At the age of seventeen I bought my first car. A friend convinced me to spend £65 on an aging Wolseley (transl. $200 for an old Chevy), one that had already swapped many pounds of sheet metal for many pounds of rust. However, the most important point to me was that this was what I could afford – and I was finally mobile.
Perhaps unsurprisingly, it seemed that every week post-purchase various parts of the car would fail to do what they were supposed to do; the brakes would fail to brake, the windshield wipers would fail to wipe, the shock absorbers would fail to absorb, and the tires wore at an alarming rate. Most days the Wolseley felt less like an automobile and more like a collection of defective pieces, each with their own maladies and idiosyncrasies.
Due to my limited funds, each of these challenges to my mobility would be met in a similar fashion. I would spend countless hours bent over or lying under the vehicle armed with the few tools I could beg for or borrow in an effort of find, fix, or replace the offending part. In so doing, I became well known to the local junkyard owner as I scavenged the carcasses of similar cars – many of which seemed in better shape than my own. And while their parts were rarely better than the bits that had failed my own vehicle, compared to paying for new and genuine replacements, they were a bargain.
I was definitely buying cheap – but at what cost? The many mornings, afternoons, and evenings I spent continually fixing my car were on my own time, which I had naively valued at zero. Throughout the course of ownership, I wondered if I would have saved money splurging for new tires or new shock absorbers. Nowadays I think so.
The Risks of the “Reverse Auction”
Over the years there has been an undeniable trend across the purchasing departments of corporate America to ensure no more is spent on the acquisition of products and services than absolutely necessary. It seems that life of sales has been reduced to ever increasing discounts, more ferocious competition, and greater commoditization. Lo and behold the “reverse auction,” where suppliers are forced to bid each other’s prices down to the last man standing in order to win the business.
I don’t believe that there is anything wrong with this if all of the suppliers and their associated offerings are equal; that said, I also believe this is a rare occurrence. If there really is no difference, then your customers have every right to simply demand the lowest bill. But is everything about your offering actually indistinguishable from competitors’? Does it truly make no difference if they buy from you or someone else?
Probably not. The reality sales must reinforce is that most supplies and suppliers are not one and the same.

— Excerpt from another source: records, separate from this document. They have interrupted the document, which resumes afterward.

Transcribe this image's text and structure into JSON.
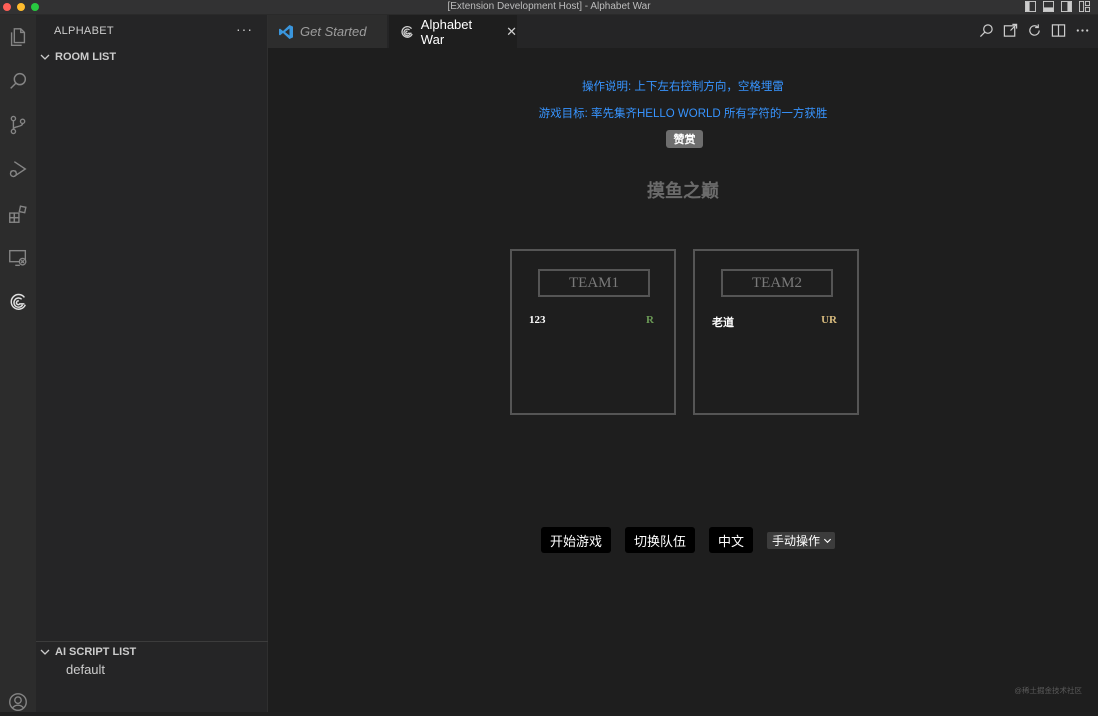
{
  "window": {
    "title": "[Extension Development Host] - Alphabet War"
  },
  "activity_bar": {
    "icons": [
      "files-icon",
      "search-icon",
      "source-control-icon",
      "run-debug-icon",
      "extensions-icon",
      "remote-explorer-icon",
      "alphabet-extension-icon",
      "account-icon"
    ]
  },
  "sidebar": {
    "header": "ALPHABET",
    "more_label": "···",
    "room_list_title": "ROOM LIST",
    "ai_script_list_title": "AI SCRIPT LIST",
    "ai_scripts": [
      "default"
    ]
  },
  "tabs": [
    {
      "label": "Get Started",
      "active": false
    },
    {
      "label": "Alphabet War",
      "active": true,
      "close": "✕"
    }
  ],
  "game": {
    "instruction": "操作说明: 上下左右控制方向，空格埋雷",
    "goal": "游戏目标: 率先集齐HELLO WORLD 所有字符的一方获胜",
    "reward_button": "赞赏",
    "title": "摸鱼之巅",
    "teams": [
      {
        "name": "TEAM1",
        "player": "123",
        "letters": "R",
        "letters_color": "#6a9955"
      },
      {
        "name": "TEAM2",
        "player": "老道",
        "letters": "UR",
        "letters_color": "#d7ba7d"
      }
    ],
    "buttons": {
      "start": "开始游戏",
      "switch_team": "切换队伍",
      "language": "中文"
    },
    "mode_select": {
      "selected": "手动操作"
    }
  },
  "watermark": "@稀土掘金技术社区",
  "colors": {
    "link_blue": "#3794ff",
    "editor_bg": "#1e1e1e",
    "sidebar_bg": "#252526",
    "activity_bg": "#2c2c2c"
  }
}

Recently, I was listening to an associate working in construction complain about how many of their new fixtures break upon installation. Yet despite having to order twice as many than they had from their original supplier, an employee was currently being rewarded for finding the seller that offered “the same” fixture for 25% less. This was of course as confusing to me as it should be to you. By sourcing from this alternative supplier with the cheaper fixtures, the company was unambiguously paying more! Needless to say, I told him I had a vintage Wolseley I could get him an unbelievable deal on…
Now that’s a pretty straightforward example with a seemingly simple to remedy, but the cost of cheap is often much more subtle.
What about a company ordering electronic components? On the surface, there may appear to be several suppliers that can provide the same semiconductor. Behind the scenes though, engineers use software packages in the design of their products and these applications are often specific to that component manufacturer. This hidden cost can then manifest itself in several ways such as conductor incompatibility, inaccurate documentation, and having to train engineers to effectively use a new software.
Overcoming the Price Tag
It is a salesperson’s job to create or discover the unique value that they can bring to their customers, then marshal the resources, talent, and creativity of their company to deliver it. To establish this one-of-a-kind quality, the salesperson must have a clear understanding of what their customers need and care about. We may think that some aspect of our offering is of great benefit, but if the customer does not perceive that value, then it does not exist. And if competitors are offering the same or similar, then there is no differentiation – besides price that is.
Many of the organizations we work with are shocked to hear what their own customers shared regarding the harsh reality of unclear value, yet very clear competition. This disconnect undoubtedly comes from faith in and familiarity with one’s own offering and, as a result, an underestimating of alternatives. Interestingly enough though, we have rarely worked with a company that could not differentiate itself and offer something unique through a carefully crafted sales approach; one that discovers what their customer wants, then demonstrates and delivers on that desire in a professional manner.
Ask yourself: does the unique value in your offering decrease costs? Does it save time? Will it enable your customer to reach new markets? Will it provide them with the ability to better meet their strategic goals?
Consider for a moment a supplier who knows their customer’s business inside and out. They know that when they receive an order for a specific product configuration, their customer may be better with a slightly modified solution. A quick phone call and a short discussion regarding the different solutions would result in a superior situation.
What is that worth compared to the supplier that would simply send over their URL and ship as ordered?
In short, companies obviously have every right to buy from the cheapest supplier, and you should expect them to do so. But if we start by understanding the customer and the nuance of their situations, we as salespeople can highlight how our solutions provide greater value than our competition – and in doing so quantify the cost of cheap.